In each essay, Lehman makes the case for how the person became a powerful influencer. Some people have received plenty of analysis over the years, including Harriet Beecher Stowe’s galvanizing of the abolitionist movement with Uncle Tom’s Cabin. Others are fascinating, lesser-known examples such as Ebenezer Bassett, the nation’s first African-American ambassador.
Lehman profiles 24 people in all, and his selections provide a good balance of different personalities and professions. Artists, entertainers, industrialists, politicians, and more are covered. The concluding essays focus on more recent innovators, such as criminologist Henry C. Lee and sustainable sushi chef Bun Lai.
Connecticut Vanguards is a thoughtful look at some of the pioneering personalities of the Constitution State. It’s easy to take as a leisurely read, a chapter or two at a time, learning about some of the groundbreaking people from the area and perhaps getting a little inspiration along the way.
Connecticut River Ferries
By Wick Griswold and Stephen Jones
It’s always impressive to see how niche local history publications can be. Stop by this section of a bookstore and you’ll not only find countless volumes focusing on individual towns, but also a variety of slim but informative narratives on everything from a specific fire department to a vanished streetcar line.
Wick Griswold and Stephen Jones have added to that panoply with Connecticut River Ferries. As the name suggests, the book limits its focus to river crossings, including the long-serving Chester-Hadlyme and Rocky Hill-Glastonbury ferries. You’ll have to look elsewhere for a history of the seafaring steamboats or a look at the current Long Island Sound ferries.
While there are plenty of sections that follow a more historical style, such as a catalogue of mishaps on the ferries and a thorough recounting of the pressures to shut down the two remaining crossings, the book often follows a more folksy, whimsical style.

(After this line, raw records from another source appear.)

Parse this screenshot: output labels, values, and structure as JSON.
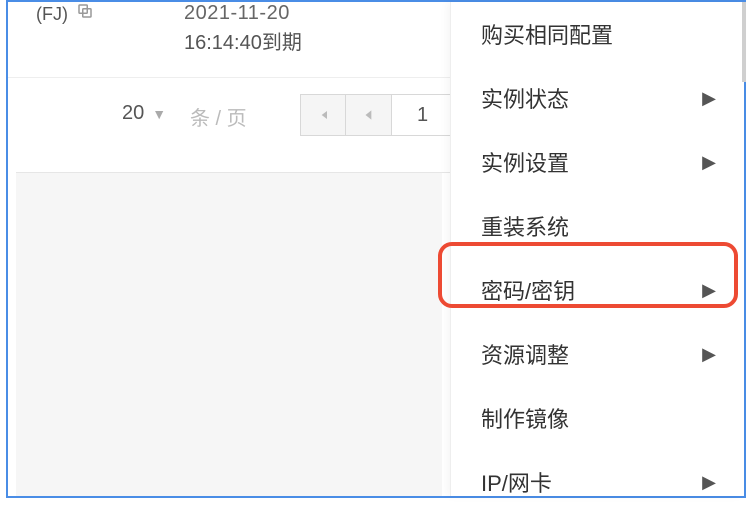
{
  "topRow": {
    "frag": "(FJ)",
    "dateTop": "2021-11-20",
    "expiry": "16:14:40到期"
  },
  "pager": {
    "pageSize": "20",
    "perPageLabel": "条 / 页",
    "currentPage": "1"
  },
  "menu": {
    "items": [
      {
        "label": "购买相同配置",
        "hasSub": false
      },
      {
        "label": "实例状态",
        "hasSub": true
      },
      {
        "label": "实例设置",
        "hasSub": true
      },
      {
        "label": "重装系统",
        "hasSub": false
      },
      {
        "label": "密码/密钥",
        "hasSub": true
      },
      {
        "label": "资源调整",
        "hasSub": true
      },
      {
        "label": "制作镜像",
        "hasSub": false
      },
      {
        "label": "IP/网卡",
        "hasSub": true
      }
    ]
  }
}
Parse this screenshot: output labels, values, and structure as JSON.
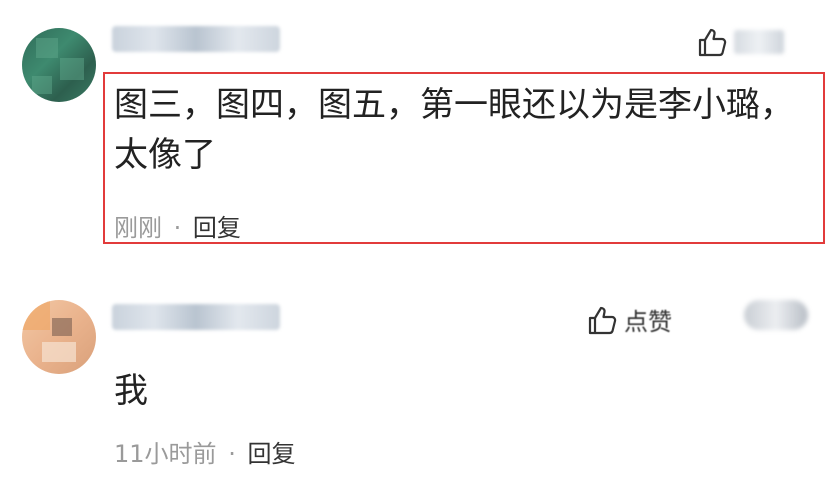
{
  "comments": [
    {
      "text": "图三，图四，图五，第一眼还以为是李小璐，太像了",
      "time": "刚刚",
      "separator": "·",
      "reply_label": "回复",
      "like_label": "点赞",
      "highlighted": true
    },
    {
      "text": "我",
      "time": "11小时前",
      "separator": "·",
      "reply_label": "回复",
      "like_label": "点赞",
      "highlighted": false
    }
  ],
  "icons": {
    "like": "thumbs-up-icon"
  },
  "colors": {
    "highlight_border": "#e23b3b",
    "meta_text": "#9a9a9a",
    "body_text": "#222222"
  }
}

There are plenty of anecdotes gathered from interviews with ferry captains, the legend of a stodgy old man who showed up a ferryman by walking around the Connecticut River instead of paying the fare, and much more.
This usually works to the book’s favor, but it can sometimes be a little grating. The third chapter, prefaced as an interlude authored by Jones, seemed to me an overlong and overwritten break that clashed noticeably with the rest of the book.

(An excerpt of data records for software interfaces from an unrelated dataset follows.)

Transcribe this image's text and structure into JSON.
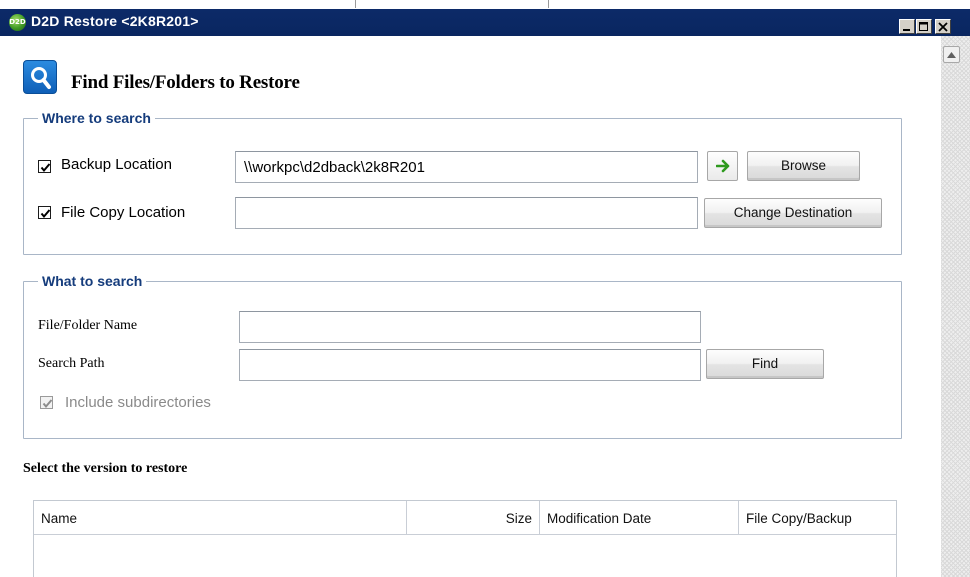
{
  "window": {
    "title": "D2D Restore <2K8R201>",
    "icon_text": "D2D",
    "minimize_icon": "minimize-icon",
    "maximize_icon": "maximize-icon",
    "close_icon": "close-icon"
  },
  "header": {
    "title": "Find Files/Folders to Restore",
    "icon": "search-icon"
  },
  "where_to_search": {
    "legend": "Where to search",
    "backup_location": {
      "label": "Backup Location",
      "checked": true,
      "value": "\\\\workpc\\d2dback\\2k8R201",
      "go_icon": "arrow-right-icon",
      "browse_label": "Browse"
    },
    "file_copy_location": {
      "label": "File Copy Location",
      "checked": true,
      "value": "",
      "change_label": "Change Destination"
    }
  },
  "what_to_search": {
    "legend": "What to search",
    "file_folder_name": {
      "label": "File/Folder Name",
      "value": ""
    },
    "search_path": {
      "label": "Search Path",
      "value": "",
      "find_label": "Find"
    },
    "include_subdirectories": {
      "label": "Include subdirectories",
      "checked": true,
      "enabled": false
    }
  },
  "versions": {
    "title": "Select the version to restore",
    "columns": [
      "Name",
      "Size",
      "Modification Date",
      "File Copy/Backup"
    ],
    "rows": []
  },
  "colors": {
    "titlebar": "#0a2660",
    "legend_text": "#153c7c",
    "group_border": "#a9b6c7",
    "go_arrow": "#2e9a1e"
  }
}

While there is plenty of discussion of the older ferry crossings that were set up out of necessity, I was a little dismayed to find that other river ferries were mostly or entirely omitted. There’s scant mention of the crossing that served Lyme and Old Saybrook before the construction of a bridge there, and nothing at all about the ferries that once plied the Thames River between Groton and New London.
Connecticut River Ferries is a bit of a muddled look at the history of this service. But it’s well-written and entertaining, and should appeal to those with an interest in the maritime heritage of the state.